**Data for the task:**
-- Opening Marker --

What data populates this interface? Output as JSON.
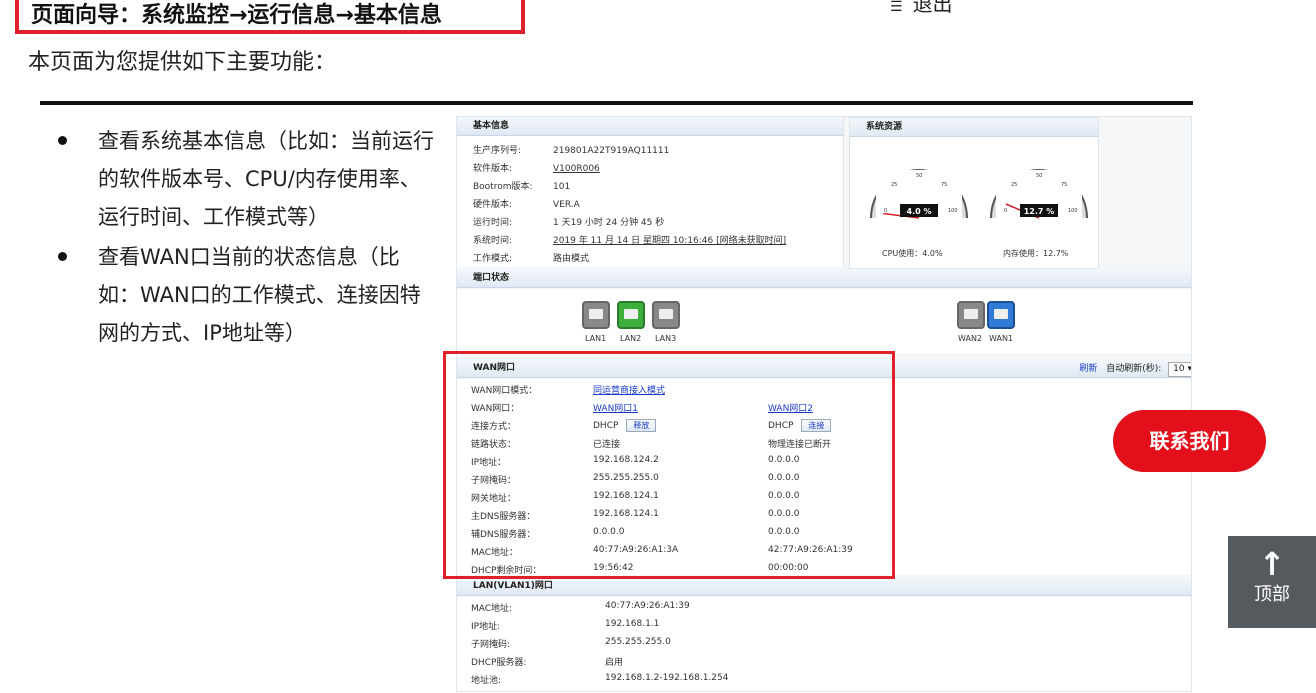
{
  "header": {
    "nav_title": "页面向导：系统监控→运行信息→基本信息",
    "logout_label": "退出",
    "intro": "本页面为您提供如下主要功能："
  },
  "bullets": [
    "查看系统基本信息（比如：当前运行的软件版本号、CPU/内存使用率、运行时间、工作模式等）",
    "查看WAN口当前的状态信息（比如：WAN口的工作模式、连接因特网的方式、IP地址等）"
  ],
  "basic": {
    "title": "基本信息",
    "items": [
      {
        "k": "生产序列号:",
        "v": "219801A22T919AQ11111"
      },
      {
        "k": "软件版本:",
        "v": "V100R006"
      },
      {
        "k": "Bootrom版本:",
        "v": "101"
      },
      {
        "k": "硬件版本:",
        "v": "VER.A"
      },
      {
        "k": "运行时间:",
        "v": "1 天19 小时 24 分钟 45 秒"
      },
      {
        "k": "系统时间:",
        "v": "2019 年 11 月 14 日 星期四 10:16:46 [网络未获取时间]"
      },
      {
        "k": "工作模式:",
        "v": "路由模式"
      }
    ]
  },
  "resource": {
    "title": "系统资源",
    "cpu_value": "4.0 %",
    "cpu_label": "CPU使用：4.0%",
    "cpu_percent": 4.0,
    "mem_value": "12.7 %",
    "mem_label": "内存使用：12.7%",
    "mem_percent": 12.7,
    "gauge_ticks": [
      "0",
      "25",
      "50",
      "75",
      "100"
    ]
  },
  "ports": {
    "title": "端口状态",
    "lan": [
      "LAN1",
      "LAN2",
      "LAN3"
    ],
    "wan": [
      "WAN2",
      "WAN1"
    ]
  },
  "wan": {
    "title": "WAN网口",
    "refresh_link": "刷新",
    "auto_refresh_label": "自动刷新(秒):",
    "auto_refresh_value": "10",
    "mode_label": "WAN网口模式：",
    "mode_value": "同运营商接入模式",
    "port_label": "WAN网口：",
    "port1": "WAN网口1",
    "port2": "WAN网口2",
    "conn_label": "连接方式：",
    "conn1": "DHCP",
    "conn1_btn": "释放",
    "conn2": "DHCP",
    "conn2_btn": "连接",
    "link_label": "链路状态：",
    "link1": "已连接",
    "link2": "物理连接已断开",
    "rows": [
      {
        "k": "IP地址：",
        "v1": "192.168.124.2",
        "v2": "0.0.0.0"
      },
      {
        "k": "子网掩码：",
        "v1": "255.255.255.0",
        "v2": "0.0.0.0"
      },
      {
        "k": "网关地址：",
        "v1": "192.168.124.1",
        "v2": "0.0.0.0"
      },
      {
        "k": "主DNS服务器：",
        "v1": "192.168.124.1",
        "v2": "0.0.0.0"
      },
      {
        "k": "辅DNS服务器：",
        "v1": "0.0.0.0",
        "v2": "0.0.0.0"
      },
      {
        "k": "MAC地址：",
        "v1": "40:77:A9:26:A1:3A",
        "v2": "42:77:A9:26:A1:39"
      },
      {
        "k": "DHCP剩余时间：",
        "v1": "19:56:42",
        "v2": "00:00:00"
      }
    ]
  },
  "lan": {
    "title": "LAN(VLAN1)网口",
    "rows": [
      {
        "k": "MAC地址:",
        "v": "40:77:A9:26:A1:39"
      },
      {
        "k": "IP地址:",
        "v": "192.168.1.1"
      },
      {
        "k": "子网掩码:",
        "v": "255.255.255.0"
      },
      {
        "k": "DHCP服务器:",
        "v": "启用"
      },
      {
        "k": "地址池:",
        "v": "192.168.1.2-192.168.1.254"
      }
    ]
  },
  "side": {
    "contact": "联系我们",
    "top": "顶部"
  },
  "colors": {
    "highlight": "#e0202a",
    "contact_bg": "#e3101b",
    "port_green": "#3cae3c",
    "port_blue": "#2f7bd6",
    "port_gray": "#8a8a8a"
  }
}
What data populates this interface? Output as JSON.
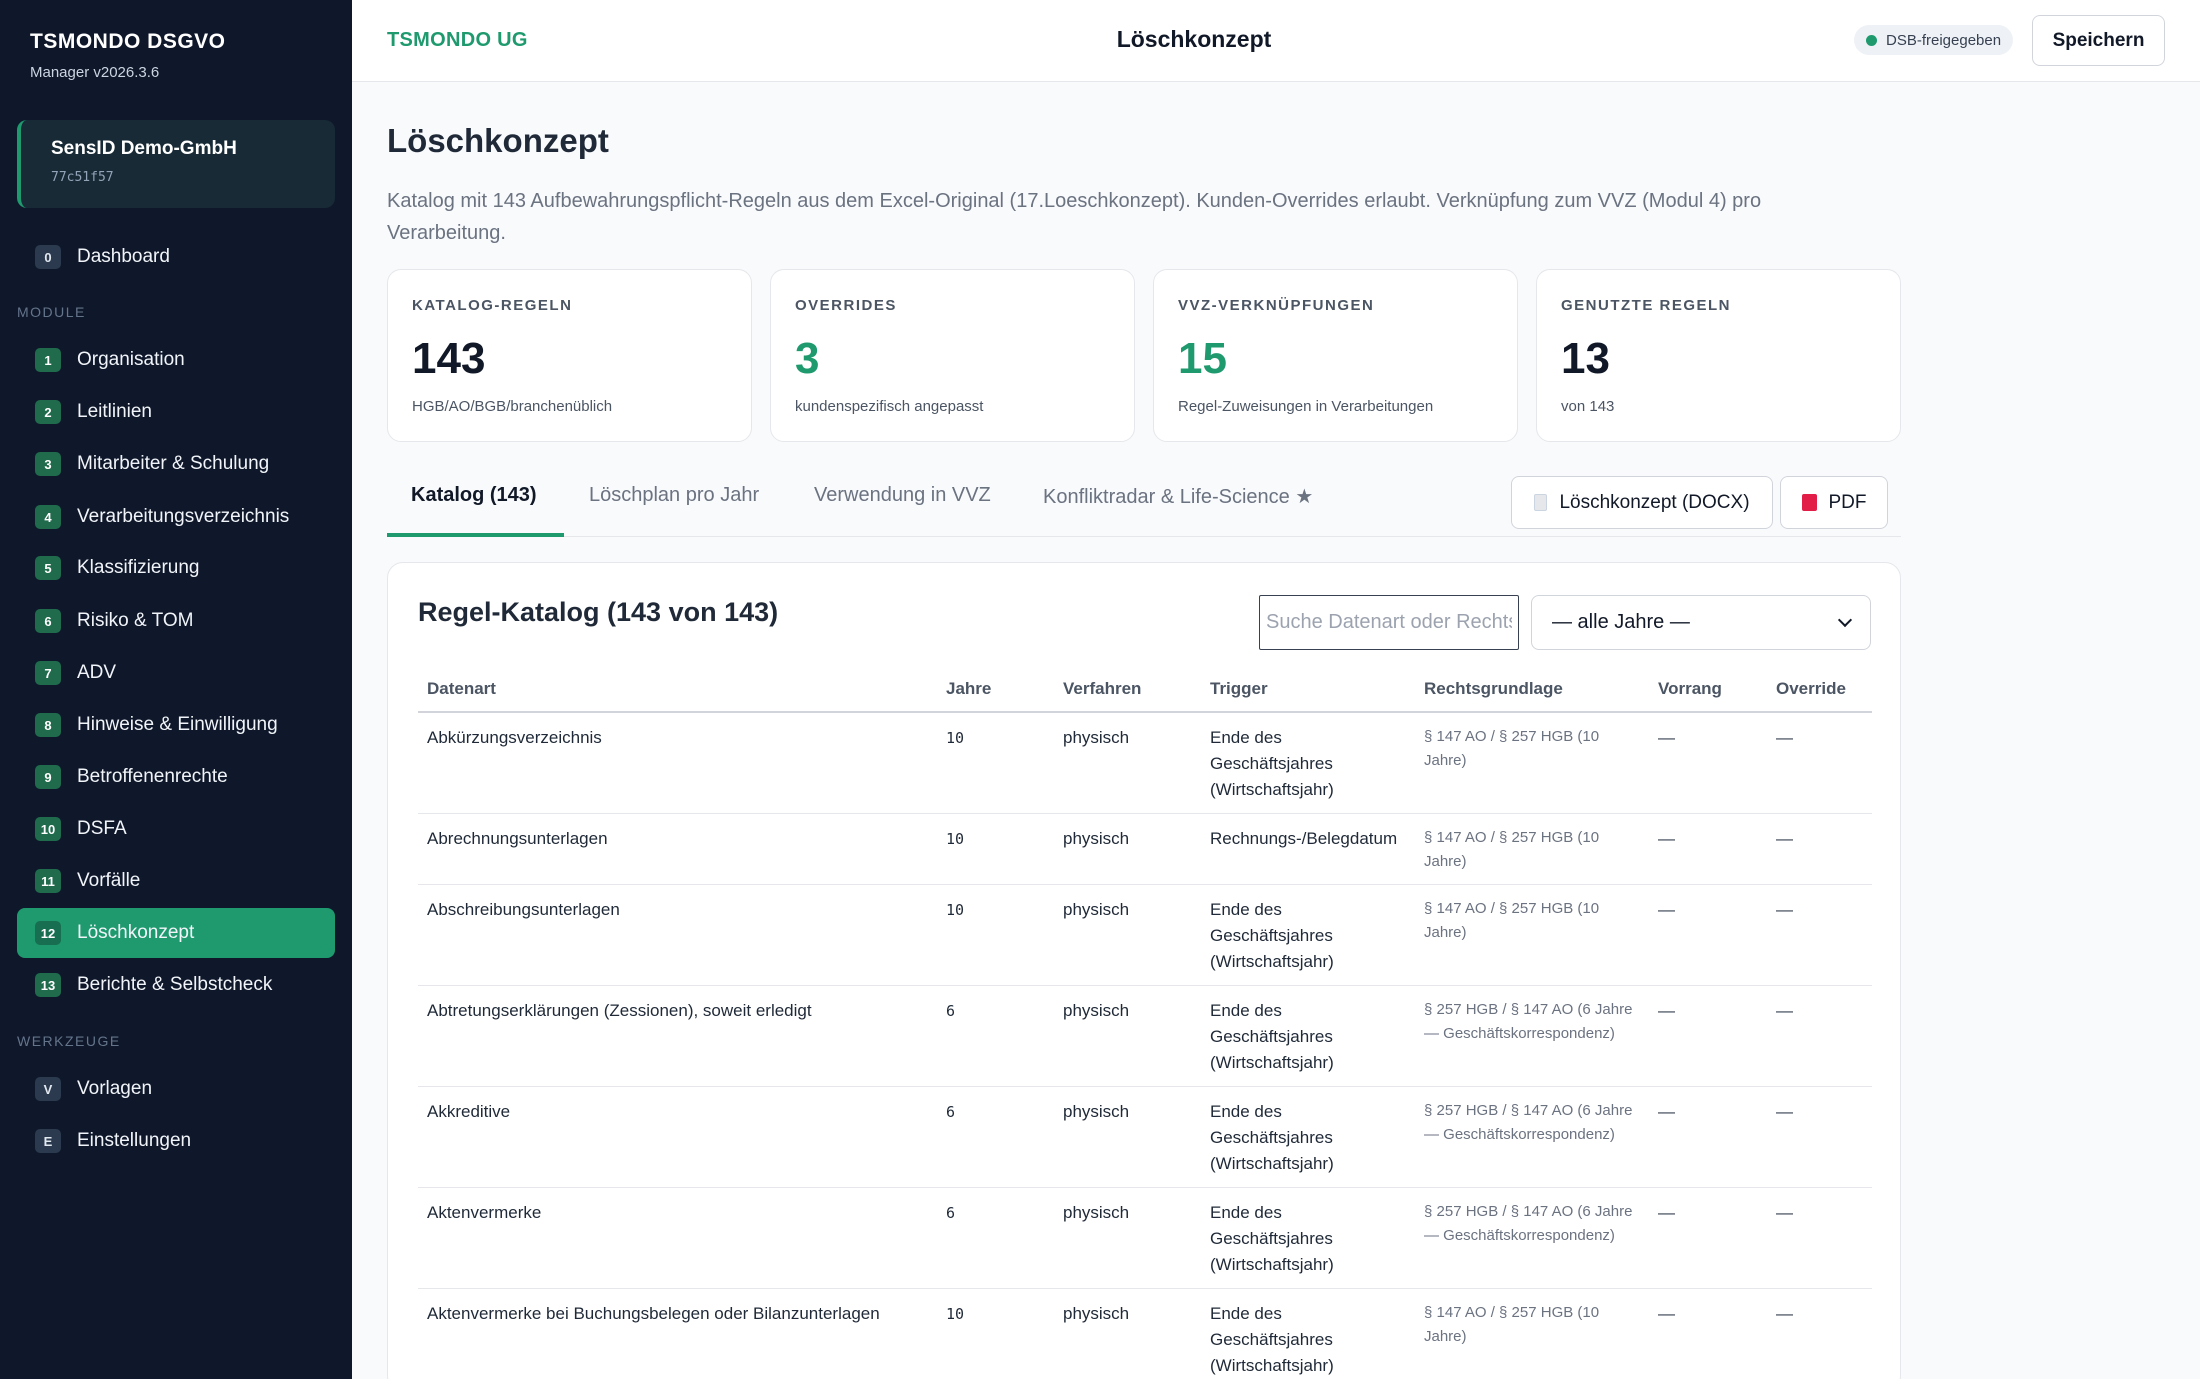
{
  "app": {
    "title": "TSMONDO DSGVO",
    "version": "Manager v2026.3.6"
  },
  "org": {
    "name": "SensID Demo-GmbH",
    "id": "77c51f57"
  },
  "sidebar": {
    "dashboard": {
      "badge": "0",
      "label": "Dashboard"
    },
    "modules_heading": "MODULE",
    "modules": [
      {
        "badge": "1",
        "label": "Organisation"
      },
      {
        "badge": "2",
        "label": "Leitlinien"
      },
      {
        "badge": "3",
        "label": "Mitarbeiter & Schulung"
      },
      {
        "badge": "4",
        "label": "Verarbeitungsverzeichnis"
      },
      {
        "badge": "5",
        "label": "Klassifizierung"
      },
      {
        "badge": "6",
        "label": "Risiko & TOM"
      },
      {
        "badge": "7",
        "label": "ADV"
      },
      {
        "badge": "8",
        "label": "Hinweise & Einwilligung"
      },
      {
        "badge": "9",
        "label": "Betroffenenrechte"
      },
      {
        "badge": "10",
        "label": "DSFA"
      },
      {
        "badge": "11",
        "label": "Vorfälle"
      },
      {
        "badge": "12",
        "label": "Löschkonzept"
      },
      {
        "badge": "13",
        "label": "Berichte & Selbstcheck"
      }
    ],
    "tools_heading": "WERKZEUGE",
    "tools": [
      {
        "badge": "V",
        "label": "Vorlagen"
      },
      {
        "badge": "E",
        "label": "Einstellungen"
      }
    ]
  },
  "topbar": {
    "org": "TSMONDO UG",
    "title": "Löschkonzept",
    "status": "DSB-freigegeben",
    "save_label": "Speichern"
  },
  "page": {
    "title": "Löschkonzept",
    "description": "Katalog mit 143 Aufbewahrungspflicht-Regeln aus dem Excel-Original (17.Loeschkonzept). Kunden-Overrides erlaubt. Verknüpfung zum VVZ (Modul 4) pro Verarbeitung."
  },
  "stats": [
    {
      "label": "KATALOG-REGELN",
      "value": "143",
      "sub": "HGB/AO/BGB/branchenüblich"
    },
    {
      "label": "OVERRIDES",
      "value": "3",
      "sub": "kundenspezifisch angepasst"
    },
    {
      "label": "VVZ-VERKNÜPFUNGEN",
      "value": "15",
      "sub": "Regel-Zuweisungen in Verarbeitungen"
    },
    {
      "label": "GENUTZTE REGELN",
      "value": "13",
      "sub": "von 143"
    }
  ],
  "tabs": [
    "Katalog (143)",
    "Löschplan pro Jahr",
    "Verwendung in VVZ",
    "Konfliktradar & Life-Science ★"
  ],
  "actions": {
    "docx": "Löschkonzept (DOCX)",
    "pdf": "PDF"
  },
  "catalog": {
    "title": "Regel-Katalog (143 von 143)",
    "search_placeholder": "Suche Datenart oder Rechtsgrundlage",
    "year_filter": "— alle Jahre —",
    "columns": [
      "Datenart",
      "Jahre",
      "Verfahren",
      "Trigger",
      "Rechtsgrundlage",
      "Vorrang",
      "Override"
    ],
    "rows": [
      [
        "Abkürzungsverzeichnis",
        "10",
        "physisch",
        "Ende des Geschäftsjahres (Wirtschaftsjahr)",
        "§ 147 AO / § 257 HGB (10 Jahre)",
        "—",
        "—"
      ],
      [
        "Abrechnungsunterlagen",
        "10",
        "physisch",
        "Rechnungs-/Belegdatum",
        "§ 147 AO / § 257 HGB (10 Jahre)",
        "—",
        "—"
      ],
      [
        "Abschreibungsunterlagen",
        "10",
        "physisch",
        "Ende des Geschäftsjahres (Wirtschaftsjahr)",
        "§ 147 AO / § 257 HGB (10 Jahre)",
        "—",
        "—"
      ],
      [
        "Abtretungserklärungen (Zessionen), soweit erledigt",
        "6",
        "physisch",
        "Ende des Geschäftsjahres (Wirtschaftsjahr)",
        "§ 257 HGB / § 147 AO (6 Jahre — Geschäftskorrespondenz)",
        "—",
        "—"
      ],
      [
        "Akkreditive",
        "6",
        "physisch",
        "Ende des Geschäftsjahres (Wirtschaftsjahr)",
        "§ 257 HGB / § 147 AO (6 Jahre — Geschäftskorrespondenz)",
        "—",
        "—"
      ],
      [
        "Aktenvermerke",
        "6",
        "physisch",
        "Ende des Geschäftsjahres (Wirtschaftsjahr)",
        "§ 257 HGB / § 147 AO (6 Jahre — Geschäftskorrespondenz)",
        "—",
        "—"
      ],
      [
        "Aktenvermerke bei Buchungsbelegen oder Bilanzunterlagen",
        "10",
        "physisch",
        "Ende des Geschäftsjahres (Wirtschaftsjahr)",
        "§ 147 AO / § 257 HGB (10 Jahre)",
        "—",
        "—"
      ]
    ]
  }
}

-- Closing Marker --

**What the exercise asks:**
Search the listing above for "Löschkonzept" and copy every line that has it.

**Your response:**
        "label": "Löschkonzept"
    "title": "Löschkonzept",
    "title": "Löschkonzept",
    "docx": "Löschkonzept (DOCX)",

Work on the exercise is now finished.